▶ _About this exercise_:
Write out every line from the listing below where the string "username" is found.

++++++++

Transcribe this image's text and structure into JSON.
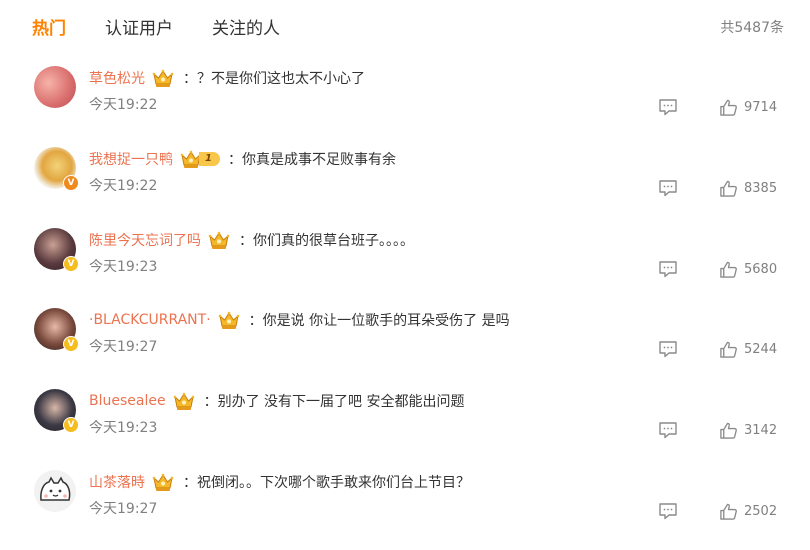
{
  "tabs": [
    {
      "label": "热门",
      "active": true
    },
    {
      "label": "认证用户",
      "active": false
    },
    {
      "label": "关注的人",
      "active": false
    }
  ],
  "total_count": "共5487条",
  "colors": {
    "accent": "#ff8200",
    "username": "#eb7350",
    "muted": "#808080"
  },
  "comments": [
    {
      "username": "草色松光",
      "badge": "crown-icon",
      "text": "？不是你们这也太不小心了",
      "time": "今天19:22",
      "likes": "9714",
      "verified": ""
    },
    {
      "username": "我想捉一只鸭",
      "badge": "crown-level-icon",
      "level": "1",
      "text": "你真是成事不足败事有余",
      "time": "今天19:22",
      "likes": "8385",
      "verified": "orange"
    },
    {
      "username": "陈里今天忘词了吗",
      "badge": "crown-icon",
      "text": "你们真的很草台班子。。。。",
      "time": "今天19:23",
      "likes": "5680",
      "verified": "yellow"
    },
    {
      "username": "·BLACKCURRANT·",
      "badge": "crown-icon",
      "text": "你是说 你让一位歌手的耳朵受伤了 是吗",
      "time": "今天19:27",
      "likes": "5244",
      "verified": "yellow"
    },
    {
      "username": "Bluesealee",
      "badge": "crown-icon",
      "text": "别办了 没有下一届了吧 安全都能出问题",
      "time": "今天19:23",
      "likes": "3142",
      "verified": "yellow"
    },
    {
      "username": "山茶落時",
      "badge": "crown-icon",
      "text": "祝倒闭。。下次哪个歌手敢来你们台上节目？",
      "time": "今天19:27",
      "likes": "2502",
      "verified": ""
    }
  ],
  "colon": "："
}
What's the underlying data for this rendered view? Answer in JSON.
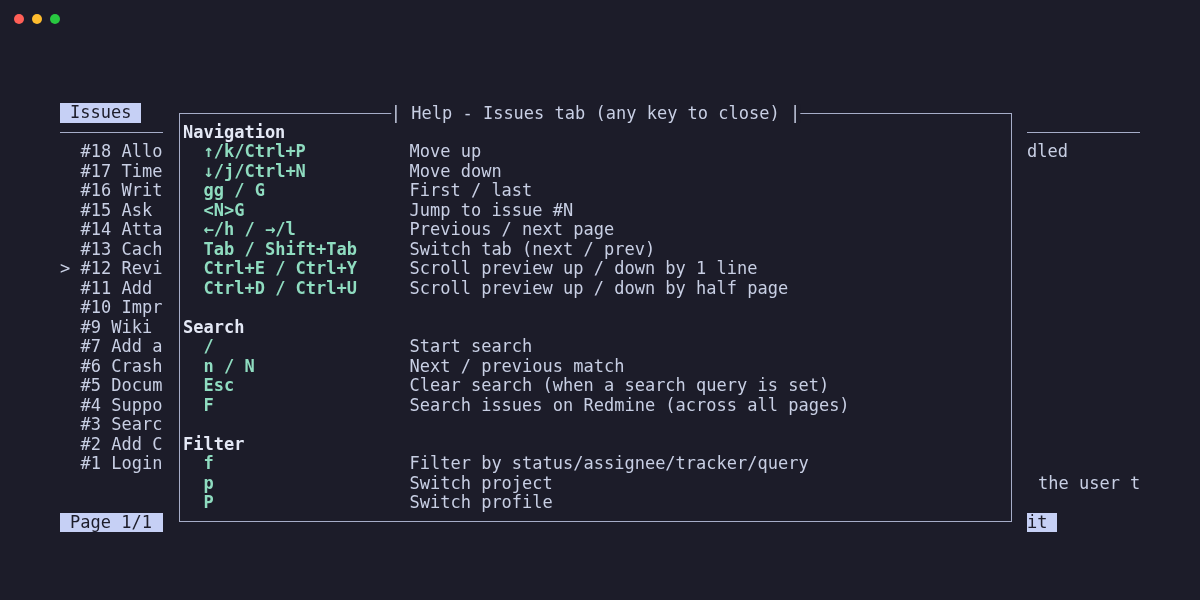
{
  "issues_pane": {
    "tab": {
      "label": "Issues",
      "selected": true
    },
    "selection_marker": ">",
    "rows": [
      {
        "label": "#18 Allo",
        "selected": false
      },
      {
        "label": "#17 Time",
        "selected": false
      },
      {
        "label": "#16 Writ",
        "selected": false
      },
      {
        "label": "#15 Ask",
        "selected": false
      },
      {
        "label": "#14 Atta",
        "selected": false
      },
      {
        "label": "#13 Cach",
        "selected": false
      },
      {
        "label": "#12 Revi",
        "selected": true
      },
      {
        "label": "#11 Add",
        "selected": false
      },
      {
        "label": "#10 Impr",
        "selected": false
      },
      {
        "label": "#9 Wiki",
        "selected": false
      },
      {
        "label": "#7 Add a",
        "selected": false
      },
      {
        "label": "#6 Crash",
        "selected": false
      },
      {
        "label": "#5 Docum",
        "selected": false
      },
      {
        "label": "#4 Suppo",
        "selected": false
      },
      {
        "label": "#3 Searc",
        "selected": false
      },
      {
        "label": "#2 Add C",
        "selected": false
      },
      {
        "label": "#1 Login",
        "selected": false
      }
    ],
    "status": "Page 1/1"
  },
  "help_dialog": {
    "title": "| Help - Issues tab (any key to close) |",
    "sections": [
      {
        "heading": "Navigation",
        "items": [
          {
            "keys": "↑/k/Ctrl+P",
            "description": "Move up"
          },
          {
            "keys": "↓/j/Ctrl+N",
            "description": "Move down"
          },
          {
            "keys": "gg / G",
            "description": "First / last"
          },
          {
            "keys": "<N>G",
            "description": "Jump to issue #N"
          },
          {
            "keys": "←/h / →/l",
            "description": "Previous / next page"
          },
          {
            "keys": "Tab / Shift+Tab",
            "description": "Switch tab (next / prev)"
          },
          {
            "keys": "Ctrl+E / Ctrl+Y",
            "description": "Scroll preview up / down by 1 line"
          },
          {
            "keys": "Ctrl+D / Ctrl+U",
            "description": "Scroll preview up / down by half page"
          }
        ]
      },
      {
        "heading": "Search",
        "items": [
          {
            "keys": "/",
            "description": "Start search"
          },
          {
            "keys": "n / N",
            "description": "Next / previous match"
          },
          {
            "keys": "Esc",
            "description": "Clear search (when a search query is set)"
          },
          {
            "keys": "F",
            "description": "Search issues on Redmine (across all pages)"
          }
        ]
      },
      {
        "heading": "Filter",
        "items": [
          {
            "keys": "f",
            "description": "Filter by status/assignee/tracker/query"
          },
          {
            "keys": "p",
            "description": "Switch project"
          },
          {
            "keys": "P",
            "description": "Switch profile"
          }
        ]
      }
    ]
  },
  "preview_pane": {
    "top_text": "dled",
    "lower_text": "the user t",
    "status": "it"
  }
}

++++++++

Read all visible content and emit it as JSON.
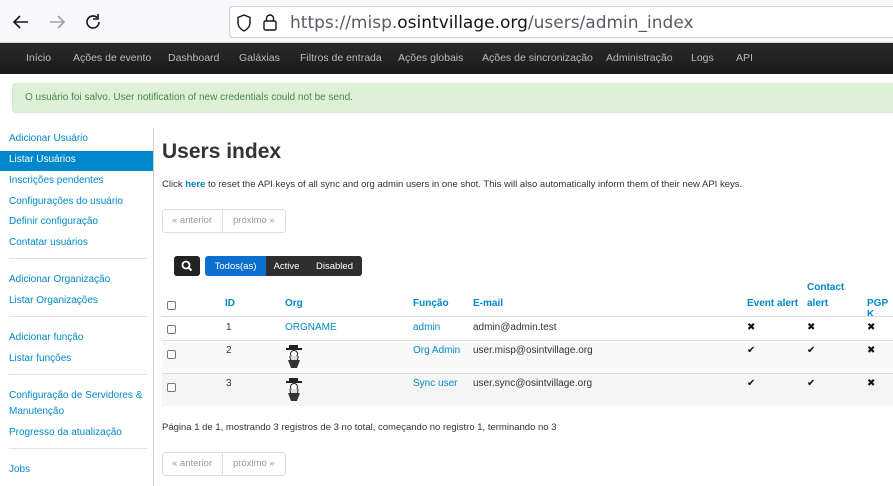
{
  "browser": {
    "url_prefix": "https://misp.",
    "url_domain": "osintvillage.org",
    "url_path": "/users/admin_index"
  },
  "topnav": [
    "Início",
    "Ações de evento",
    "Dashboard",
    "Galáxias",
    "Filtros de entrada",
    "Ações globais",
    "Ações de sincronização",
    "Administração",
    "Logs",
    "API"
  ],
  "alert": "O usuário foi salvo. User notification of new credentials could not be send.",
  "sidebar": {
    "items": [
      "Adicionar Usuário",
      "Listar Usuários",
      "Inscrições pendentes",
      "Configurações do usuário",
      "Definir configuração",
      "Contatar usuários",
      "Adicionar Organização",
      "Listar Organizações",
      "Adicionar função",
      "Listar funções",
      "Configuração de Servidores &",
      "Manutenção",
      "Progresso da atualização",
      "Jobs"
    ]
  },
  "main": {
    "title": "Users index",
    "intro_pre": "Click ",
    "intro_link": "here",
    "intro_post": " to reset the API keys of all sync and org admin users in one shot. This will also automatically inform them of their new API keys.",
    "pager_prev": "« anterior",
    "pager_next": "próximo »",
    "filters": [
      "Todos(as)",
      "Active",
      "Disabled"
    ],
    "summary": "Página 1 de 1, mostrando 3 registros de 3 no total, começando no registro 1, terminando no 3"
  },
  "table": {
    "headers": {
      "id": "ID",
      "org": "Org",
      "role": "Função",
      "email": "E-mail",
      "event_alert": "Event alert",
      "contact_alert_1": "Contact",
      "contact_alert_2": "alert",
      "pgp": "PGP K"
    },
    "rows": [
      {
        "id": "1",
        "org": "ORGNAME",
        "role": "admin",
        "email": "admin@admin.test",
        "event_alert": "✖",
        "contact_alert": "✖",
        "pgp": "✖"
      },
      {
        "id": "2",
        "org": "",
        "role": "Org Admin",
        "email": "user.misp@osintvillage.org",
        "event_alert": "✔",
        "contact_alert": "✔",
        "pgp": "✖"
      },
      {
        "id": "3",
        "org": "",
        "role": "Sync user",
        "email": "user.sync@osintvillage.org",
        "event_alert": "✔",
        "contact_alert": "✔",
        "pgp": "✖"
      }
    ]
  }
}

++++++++

▶ _Solution_:
    "username": "#eb7350",
      "username": "草色松光",
      "username": "我想捉一只鸭",
      "username": "陈里今天忘词了吗",
      "username": "·BLACKCURRANT·",
      "username": "Bluesealee",
      "username": "山茶落時",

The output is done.